The group started in the middle of May until the end of June for a total of eight weeks to have time for plenty of discussion and to be able to respond to requests by the participants. Seven moms signed up. Four moms continued to the end of the group. This group of moms was very engaged and supportive of each other. They had the idea to work on a Dream Board for our last group to walk away with something tangible to envision a better future for them and their children which showed how invested they felt in the goals they wanted to reach.

It felt proactive to have an opportunity to work with a curriculum that is based on working on a brighter future. The participants felt empowered with the new knowledge they gained on child development, learning about healthy and unhealthy relationships and how relationships affect their children. Building self-esteem in their children and themselves were also important subjects that will benefit the moms in all areas of their lives.

The moms gave very positive feedback and their commitment and ongoing involvement reflected their high interest in the topics that were explored each week.

Mothercraft sets an example of treating each member of the team and each participant with high respect and consideration for their unique situation. In the implementation of Building Connections, the same respect, care and consideration was taken.

In our conversation with Niki and Jenn, they commented that their biggest fear going into the training was that the training would be hard and depressing, but they were encouraged to find in the training that the material is very constructive about how to work within the “now” and set goals to work on, rather than focusing on the past. Jenn has had a long experience of working with women who have experienced violence, and was excited to be able to access new training and tools to support the work.

Both Niki and Jenn shared about how amazing the training was, and how It felt to experience personally being recipients of the caring approach Mothercraft take with all their participants. All the trainees stayed in the same hotel for the one week (Monday to Friday) training. The hotel was centrally located, opposite the Eaton Centre, with access to a washer and drier in each room. Some of the trainees had not been in a big city before and were uncomfortable finding their way around.
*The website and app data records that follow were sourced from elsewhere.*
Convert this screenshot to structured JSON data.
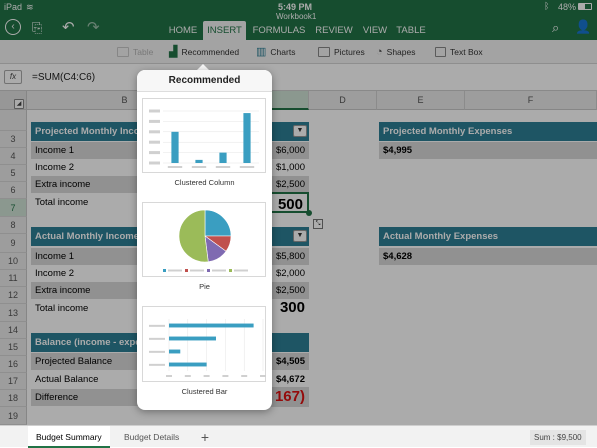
{
  "status": {
    "carrier": "iPad",
    "time": "5:49 PM",
    "battery": "48%",
    "doc_title": "Workbook1"
  },
  "ribbon_tabs": [
    {
      "label": "HOME"
    },
    {
      "label": "INSERT"
    },
    {
      "label": "FORMULAS"
    },
    {
      "label": "REVIEW"
    },
    {
      "label": "VIEW"
    },
    {
      "label": "TABLE"
    }
  ],
  "toolbar": {
    "table": "Table",
    "recommended": "Recommended",
    "charts": "Charts",
    "pictures": "Pictures",
    "shapes": "Shapes",
    "textbox": "Text Box"
  },
  "formula_bar": {
    "fx": "fx",
    "formula": "=SUM(C4:C6)"
  },
  "columns": [
    "B",
    "D",
    "E",
    "F"
  ],
  "rows": [
    "3",
    "4",
    "5",
    "6",
    "7",
    "8",
    "9",
    "10",
    "11",
    "12",
    "13",
    "14",
    "15",
    "16",
    "17",
    "18",
    "19"
  ],
  "sheet": {
    "proj_income_title": "Projected Monthly Income",
    "proj_income_rows": [
      {
        "label": "Income 1",
        "value": "$6,000"
      },
      {
        "label": "Income 2",
        "value": "$1,000"
      },
      {
        "label": "Extra income",
        "value": "$2,500"
      },
      {
        "label": "Total income",
        "value": "500"
      }
    ],
    "act_income_title": "Actual Monthly Income",
    "act_income_rows": [
      {
        "label": "Income 1",
        "value": "$5,800"
      },
      {
        "label": "Income 2",
        "value": "$2,000"
      },
      {
        "label": "Extra income",
        "value": "$2,500"
      },
      {
        "label": "Total income",
        "value": "300"
      }
    ],
    "balance_title": "Balance (income - expenses)",
    "balance_rows": [
      {
        "label": "Projected Balance",
        "value": "$4,505"
      },
      {
        "label": "Actual Balance",
        "value": "$4,672"
      },
      {
        "label": "Difference",
        "value": "167)"
      }
    ],
    "proj_exp_title": "Projected Monthly Expenses",
    "proj_exp_value": "$4,995",
    "act_exp_title": "Actual Monthly Expenses",
    "act_exp_value": "$4,628"
  },
  "popover": {
    "title": "Recommended",
    "options": [
      {
        "label": "Clustered Column"
      },
      {
        "label": "Pie"
      },
      {
        "label": "Clustered Bar"
      }
    ]
  },
  "sheets": [
    {
      "label": "Budget Summary"
    },
    {
      "label": "Budget Details"
    }
  ],
  "sum_readout": "Sum : $9,500",
  "colors": {
    "excel_green": "#217346",
    "band_blue": "#2e7f95",
    "chart_blue": "#3a9ec1",
    "negative_red": "#d11"
  },
  "pie_chart": {
    "slices": [
      {
        "value": 0.25,
        "color": "#3a9ec1"
      },
      {
        "value": 0.1,
        "color": "#c0504d"
      },
      {
        "value": 0.13,
        "color": "#7f6ab1"
      },
      {
        "value": 0.52,
        "color": "#9bbb59"
      }
    ]
  },
  "column_chart": {
    "values": [
      60,
      6,
      20,
      96
    ]
  },
  "bar_chart": {
    "values": [
      90,
      50,
      12,
      40
    ]
  }
}
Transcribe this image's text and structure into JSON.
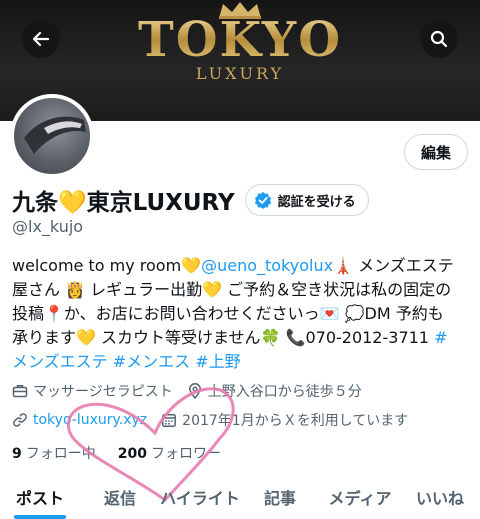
{
  "banner": {
    "logo_main": "TOKYO",
    "logo_sub": "LUXURY"
  },
  "header": {
    "back_icon": "back-arrow-icon",
    "search_icon": "search-icon"
  },
  "profile": {
    "edit_label": "編集",
    "name": "九条💛東京LUXURY",
    "verify_label": "認証を受ける",
    "handle": "@lx_kujo",
    "bio": {
      "l1a": "welcome to my room💛",
      "l1link": "@ueno_tokyolux",
      "l1b": "🗼 メンズエステ",
      "l2": "屋さん 👸 レギュラー出勤💛 ご予約＆空き状況は私の固定の",
      "l3": "投稿📍か、お店にお問い合わせくださいっ💌 💭DM 予約も",
      "l4a": "承ります💛 スカウト等受けません🍀 📞070-2012-3711 ",
      "l4link": "#",
      "l5": "メンズエステ #メンエス #上野"
    },
    "occupation": "マッサージセラピスト",
    "location": "上野入谷口から徒歩５分",
    "website": "tokyo-luxury.xyz",
    "joined": "2017年1月からＸを利用しています",
    "following_count": "9",
    "following_label": "フォロー中",
    "followers_count": "200",
    "followers_label": "フォロワー"
  },
  "tabs": [
    "ポスト",
    "返信",
    "ハイライト",
    "記事",
    "メディア",
    "いいね"
  ],
  "colors": {
    "accent": "#1d9bf0",
    "heart": "#e87bb0"
  }
}
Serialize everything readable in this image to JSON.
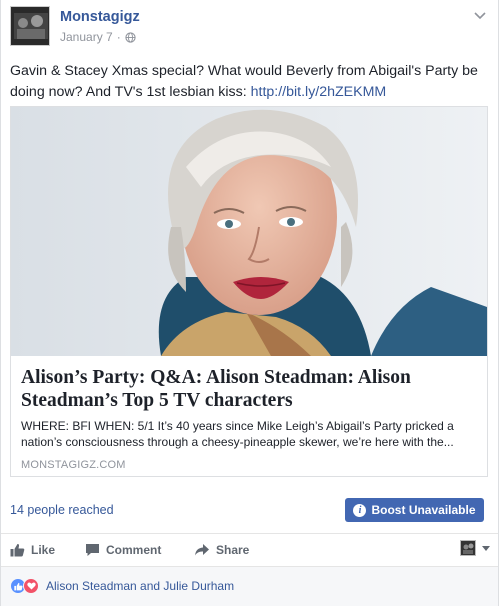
{
  "post": {
    "page_name": "Monstagigz",
    "date": "January 7",
    "separator": "·",
    "message": "Gavin & Stacey Xmas special? What would Beverly from Abigail's Party be doing now? And TV's 1st lesbian kiss: ",
    "link_text": "http://bit.ly/2hZEKMM"
  },
  "card": {
    "title": "Alison’s Party: Q&A: Alison Steadman: Alison Steadman’s Top 5 TV characters",
    "description": "WHERE: BFI WHEN: 5/1 It’s 40 years since Mike Leigh’s Abigail’s Party pricked a nation’s consciousness through a cheesy-pineapple skewer, we’re here with the...",
    "source": "MONSTAGIGZ.COM"
  },
  "stats": {
    "reached": "14 people reached",
    "boost_label": "Boost Unavailable"
  },
  "actions": {
    "like": "Like",
    "comment": "Comment",
    "share": "Share"
  },
  "reactions": {
    "names": "Alison Steadman and Julie Durham"
  },
  "colors": {
    "link": "#365899",
    "boost": "#4267b2",
    "like": "#5890ff",
    "love": "#f25268"
  },
  "icons": [
    "globe-icon",
    "chevron-down-icon",
    "info-icon",
    "like-icon",
    "comment-icon",
    "share-icon",
    "love-icon"
  ]
}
If they were unsure about using public transit, Mothercraft would arrange transportation for them to and from the training sessions.

The material with which they were trained is “ready to go” for an experienced facilitator. Mothercraft recommend using the manual as set with the first group, and then encourage programs to customize it to their particular setting as they get used to using it. There is also an Aboriginal version of the manual provided. Mothercraft also offers a videoconference session once a week to check in with sites who are looking to connect with others to share and receive feedback about the groups. Phone or e-mail support is also available any time.

Since completing the training, they have just finished their first group series, which involves an interview process with potential candidates, eight weeks of group time, and pre- and post-surveys. When we spoke, they were just recruiting a new group to start the following week.

They did not have to advertise to start out. The participants for their first group were hand-picked from participants already know to them through other programs. Working in familiar surroundings, with facilitators who were already known and trusted, helped participants to feel comfortable that their confidentiality would be respected. Knowing other participants in the group helped people feel safer than sharing their lives amongst strangers. There was a sense of safety and security in the group. A helpful outcome of being in a small community also was that individuals had had different experiences with local community agencies and were able to share knowledge and recommendations with each other.

Here is a link to an information video on the program from the Mothercraft website:

The Mothercraft Building Connections: Supporting Community-Based Programs to Address Interpersonal Violence and Child Maltreatment Manual, featured in the January 5, 2018 edition of the Keeping in Touch newsletter, is available to programs at by completing the 10-minute pre-webinar survey for the online Building Connections training webinar.

Nelli Agbulos